From the Summer 2020 edition of Balance magazine.
Among a million other unfortunate taglines that 2020 could carry, the onslaught of midsummer heat is only a reminder that this could very well be called “The Year of No Vacations.”
However, the ongoing scourge of COVID-19 doesn’t prevent you from using the space you have to try to isolate that summer feeling until the fall comes. With some drive, the appropriate tools, and a half-decent internet connection, the possibilities are more or less limitless.
Here are just three ideas that can help transform your outdoor space from “This is Where I Mostly Just Sit in a Chair and Sadly Stare At the Sky” to “You Know What, I Don’t Even Remember Where My Vacation Was Supposed To Be Because This Is Way Better.”
And no, none of these success stories feature people with a background in construction or landscaping.
In early March, Laura Erksine, a 31-year old teacher who lives in Elizabethtown, found herself waiting around to learn when she might be able to return to a classroom again.

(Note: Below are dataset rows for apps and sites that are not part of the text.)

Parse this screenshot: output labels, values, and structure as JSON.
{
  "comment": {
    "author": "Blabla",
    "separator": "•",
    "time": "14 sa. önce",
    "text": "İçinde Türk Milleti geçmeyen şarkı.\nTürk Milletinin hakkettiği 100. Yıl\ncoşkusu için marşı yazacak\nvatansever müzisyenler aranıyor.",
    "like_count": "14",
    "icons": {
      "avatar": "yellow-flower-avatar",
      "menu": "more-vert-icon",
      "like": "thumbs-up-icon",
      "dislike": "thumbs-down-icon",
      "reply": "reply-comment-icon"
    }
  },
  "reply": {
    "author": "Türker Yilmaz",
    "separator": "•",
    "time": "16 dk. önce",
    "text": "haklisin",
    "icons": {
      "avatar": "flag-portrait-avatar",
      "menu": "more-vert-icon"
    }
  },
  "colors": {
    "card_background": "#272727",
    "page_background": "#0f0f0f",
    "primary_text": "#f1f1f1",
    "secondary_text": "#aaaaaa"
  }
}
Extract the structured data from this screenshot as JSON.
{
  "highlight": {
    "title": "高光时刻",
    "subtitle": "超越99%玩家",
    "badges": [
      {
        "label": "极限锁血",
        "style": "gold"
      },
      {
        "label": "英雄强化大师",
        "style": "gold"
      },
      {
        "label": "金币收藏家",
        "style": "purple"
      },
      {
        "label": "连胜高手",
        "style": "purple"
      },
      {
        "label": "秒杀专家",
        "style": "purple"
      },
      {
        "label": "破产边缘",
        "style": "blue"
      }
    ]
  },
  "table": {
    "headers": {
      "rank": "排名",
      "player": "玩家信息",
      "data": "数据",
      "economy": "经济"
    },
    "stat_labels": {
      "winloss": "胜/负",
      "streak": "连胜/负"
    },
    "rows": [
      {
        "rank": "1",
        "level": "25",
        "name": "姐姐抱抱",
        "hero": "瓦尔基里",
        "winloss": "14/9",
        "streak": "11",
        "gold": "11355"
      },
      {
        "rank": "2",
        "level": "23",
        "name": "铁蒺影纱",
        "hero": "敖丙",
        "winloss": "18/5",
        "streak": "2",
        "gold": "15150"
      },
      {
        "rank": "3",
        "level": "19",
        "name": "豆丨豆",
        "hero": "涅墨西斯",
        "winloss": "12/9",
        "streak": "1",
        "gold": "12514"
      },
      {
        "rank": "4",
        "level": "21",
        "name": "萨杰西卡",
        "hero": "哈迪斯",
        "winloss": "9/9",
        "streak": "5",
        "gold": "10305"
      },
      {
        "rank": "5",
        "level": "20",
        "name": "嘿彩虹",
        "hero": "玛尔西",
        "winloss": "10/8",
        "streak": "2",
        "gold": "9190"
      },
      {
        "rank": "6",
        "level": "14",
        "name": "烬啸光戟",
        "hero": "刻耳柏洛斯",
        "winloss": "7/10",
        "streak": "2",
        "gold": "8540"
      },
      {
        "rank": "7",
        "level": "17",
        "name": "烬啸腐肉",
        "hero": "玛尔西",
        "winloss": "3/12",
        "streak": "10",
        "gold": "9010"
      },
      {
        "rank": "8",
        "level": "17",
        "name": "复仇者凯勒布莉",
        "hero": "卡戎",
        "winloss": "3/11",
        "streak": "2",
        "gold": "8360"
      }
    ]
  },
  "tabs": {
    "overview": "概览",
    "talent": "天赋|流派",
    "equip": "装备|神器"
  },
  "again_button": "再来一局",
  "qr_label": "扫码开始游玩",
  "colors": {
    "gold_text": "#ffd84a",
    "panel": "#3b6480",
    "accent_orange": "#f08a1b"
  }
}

As days turned to weeks and hope for re-opening faded, Erksine decided to use her time at home wisely by figuring out how to create a fire pit in her backyard. And not just a raised fire pit - a sunken fire pit, which is a little trickier.
“I sketched out what I thought it might look like to my husband, Kevin, because he’s a visual learner,” Erksine explains. Before long, she was out in the yard measuring, driving a stake into the ground and walking in a circle the diameter that she was looking for.
Erksine dug about halfway down before she hit gravel and her husband stepped in to finish digging the rest.
A former student of Erskine’s was volunteered by his mom to help his teacher, so he dutifully stepped in to assist in moving stone and tamping down sand.
Within three weeks, Erksine had her sunken fire pit.
“You just do it,” says Erksine. “If you don’t have the right tools, you figure out what tool you need to get and you just start. But once you start, it’s free sailing from there.”
A similar sentiment is expressed by graphic designer Erin Gerlach. Gerlach, 35, has spent the last several years adding outdoor additions to her property.
“Obviously it helps to add aesthetics and value [to my house], but really, I just love having projects, I feel like there’s at least 10 going on at once here. It keeps me busy and keeps me entertained.” First was an archway flanked by two enclosed garden beds with vegetables.
“We do a little variety of everything; we do all the usual peppers, lettuce, broccoli, cucumbers, peas and beans,” says Gerlach. “And the arbor in front has grape vines on it.”
Across the yard is a small playhouse, constructed for Gerlach’s two children. After the requisite amount of Pinterest searching and the acquisition of a free playhouse from Craigslist to serve as a base, the Gerlachs created an impressively chic wooden playhouse, complete with rope swing and the later addition of a slide and sandbox underneath. Though she didn’t exactly get an Architectural Digest review from her sons, they approve of the addition.
“I was under strict instruction to not make it too girly,” says Gerlach with a laugh. “Their favorite time to be out there is when it’s raining, because they think it’s so cool that it’s completely covered and they can be out in the rain playing and not get wet, I think it’s one of their favorite times to be outside.”
Gerlach concedes that, as her children grow, a future project might end up being to raise the playhouse further off of the ground.
“It helped us to be able to start with something, whether it’s an old playset or an existing raised bed area that just needed permanent fencing,” says Gerlach. “The more information you can find on Pinterest or YouTube, the better.”
Pinterest, accompanied by a healthy imagination, can help maximize any space to its full potential. Just ask Jodi Conklin, a 49-year-old business owner in Lampeter Township. When Conklin and her husband, Dave, bought the four-acre property last September, they went right to work creating an all-weather patio.
“It’s so peaceful here, it really is,” Conklin says. “We have a view of the Conestoga River from our back deck, and you’d never know that we’re literally minutes from downtown Lancaster.”
The Conklins are putting a hold on a pool project for the summer so that they can enjoy the fruits of their labor, which will help take the place of a canceled road trip to Chicago.
“We’re outside when it’s not raining, and when it is raining, we’re under the finished deck,” Conklin says. “We’d rather be out here than anywhere. It’s really a dream come true.”